━━━ Task input ━━━
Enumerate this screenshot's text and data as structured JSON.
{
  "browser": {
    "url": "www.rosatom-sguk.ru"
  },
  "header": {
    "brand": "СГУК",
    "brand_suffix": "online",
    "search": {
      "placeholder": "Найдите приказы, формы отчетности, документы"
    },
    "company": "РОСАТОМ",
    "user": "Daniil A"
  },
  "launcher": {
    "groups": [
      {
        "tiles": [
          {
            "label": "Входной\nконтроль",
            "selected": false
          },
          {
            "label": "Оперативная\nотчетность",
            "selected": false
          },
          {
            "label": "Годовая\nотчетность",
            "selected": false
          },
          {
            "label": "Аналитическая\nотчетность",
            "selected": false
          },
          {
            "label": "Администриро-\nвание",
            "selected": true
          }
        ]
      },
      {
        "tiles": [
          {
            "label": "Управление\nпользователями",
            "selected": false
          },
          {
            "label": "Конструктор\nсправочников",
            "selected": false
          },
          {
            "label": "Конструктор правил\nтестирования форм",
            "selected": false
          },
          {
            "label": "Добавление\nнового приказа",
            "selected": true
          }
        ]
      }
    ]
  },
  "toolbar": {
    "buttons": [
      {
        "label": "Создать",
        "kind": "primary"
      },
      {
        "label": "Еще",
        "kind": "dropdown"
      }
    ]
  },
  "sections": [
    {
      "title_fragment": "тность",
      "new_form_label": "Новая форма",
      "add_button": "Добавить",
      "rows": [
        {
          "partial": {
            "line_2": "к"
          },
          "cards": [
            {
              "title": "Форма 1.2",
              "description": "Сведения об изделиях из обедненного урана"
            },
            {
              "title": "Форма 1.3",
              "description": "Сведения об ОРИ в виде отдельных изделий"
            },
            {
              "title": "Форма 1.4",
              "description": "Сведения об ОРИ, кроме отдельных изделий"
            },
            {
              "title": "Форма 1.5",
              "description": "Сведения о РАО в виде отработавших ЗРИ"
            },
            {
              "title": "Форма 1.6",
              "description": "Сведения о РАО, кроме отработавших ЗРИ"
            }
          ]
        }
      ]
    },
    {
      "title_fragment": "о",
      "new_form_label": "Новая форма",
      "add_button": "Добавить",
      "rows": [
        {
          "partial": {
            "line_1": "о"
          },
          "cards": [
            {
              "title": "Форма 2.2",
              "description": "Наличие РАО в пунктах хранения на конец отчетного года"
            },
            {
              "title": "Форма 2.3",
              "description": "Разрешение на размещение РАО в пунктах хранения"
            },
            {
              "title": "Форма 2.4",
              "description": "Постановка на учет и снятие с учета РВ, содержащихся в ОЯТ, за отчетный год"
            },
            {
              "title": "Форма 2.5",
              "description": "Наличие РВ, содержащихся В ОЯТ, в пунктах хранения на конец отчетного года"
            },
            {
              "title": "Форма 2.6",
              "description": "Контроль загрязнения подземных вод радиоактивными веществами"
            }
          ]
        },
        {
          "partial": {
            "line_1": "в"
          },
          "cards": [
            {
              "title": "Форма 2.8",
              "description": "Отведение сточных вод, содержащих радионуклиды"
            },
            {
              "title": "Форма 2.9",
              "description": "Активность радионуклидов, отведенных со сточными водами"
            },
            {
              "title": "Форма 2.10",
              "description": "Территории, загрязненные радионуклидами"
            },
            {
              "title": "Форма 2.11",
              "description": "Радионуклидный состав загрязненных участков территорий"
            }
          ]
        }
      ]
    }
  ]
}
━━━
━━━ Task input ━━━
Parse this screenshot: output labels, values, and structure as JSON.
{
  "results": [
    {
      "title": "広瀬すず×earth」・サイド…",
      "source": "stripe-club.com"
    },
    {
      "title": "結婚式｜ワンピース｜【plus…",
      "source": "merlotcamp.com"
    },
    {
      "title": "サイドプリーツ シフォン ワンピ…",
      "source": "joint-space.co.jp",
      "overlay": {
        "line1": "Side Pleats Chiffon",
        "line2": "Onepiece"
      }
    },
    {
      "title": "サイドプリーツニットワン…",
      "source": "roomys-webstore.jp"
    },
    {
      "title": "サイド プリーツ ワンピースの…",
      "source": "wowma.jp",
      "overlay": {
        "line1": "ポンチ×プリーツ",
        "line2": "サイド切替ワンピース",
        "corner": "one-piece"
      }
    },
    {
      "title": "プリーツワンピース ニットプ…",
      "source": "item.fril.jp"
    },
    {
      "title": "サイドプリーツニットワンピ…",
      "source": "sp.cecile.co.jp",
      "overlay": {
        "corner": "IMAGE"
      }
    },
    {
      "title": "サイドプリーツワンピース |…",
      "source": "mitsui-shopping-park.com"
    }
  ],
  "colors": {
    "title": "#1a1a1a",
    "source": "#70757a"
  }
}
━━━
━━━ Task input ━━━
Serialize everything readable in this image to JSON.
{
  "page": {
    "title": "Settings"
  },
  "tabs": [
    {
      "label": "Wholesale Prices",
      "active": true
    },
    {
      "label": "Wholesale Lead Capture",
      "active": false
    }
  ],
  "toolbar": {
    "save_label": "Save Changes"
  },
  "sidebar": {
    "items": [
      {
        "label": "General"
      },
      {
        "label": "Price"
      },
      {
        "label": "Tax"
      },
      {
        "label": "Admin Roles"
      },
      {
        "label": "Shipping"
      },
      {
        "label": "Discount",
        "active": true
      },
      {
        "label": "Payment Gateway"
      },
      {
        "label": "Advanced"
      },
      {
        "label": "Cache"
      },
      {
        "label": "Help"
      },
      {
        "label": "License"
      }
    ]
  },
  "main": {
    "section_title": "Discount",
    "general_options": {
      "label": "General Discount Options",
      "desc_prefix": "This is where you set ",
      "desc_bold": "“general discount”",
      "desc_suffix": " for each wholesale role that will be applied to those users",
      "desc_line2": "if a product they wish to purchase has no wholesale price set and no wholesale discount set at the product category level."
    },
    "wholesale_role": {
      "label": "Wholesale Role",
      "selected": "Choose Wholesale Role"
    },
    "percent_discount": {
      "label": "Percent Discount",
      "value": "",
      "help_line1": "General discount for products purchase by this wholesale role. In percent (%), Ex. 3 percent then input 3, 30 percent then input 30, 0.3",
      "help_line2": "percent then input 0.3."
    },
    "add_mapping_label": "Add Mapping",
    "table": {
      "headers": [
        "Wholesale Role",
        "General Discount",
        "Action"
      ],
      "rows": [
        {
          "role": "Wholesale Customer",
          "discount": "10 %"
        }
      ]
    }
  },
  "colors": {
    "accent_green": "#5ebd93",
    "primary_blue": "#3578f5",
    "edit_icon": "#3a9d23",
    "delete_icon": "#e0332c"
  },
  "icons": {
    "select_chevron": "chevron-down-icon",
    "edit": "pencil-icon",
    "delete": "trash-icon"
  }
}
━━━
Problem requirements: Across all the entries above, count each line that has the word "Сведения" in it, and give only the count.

Answer section: 5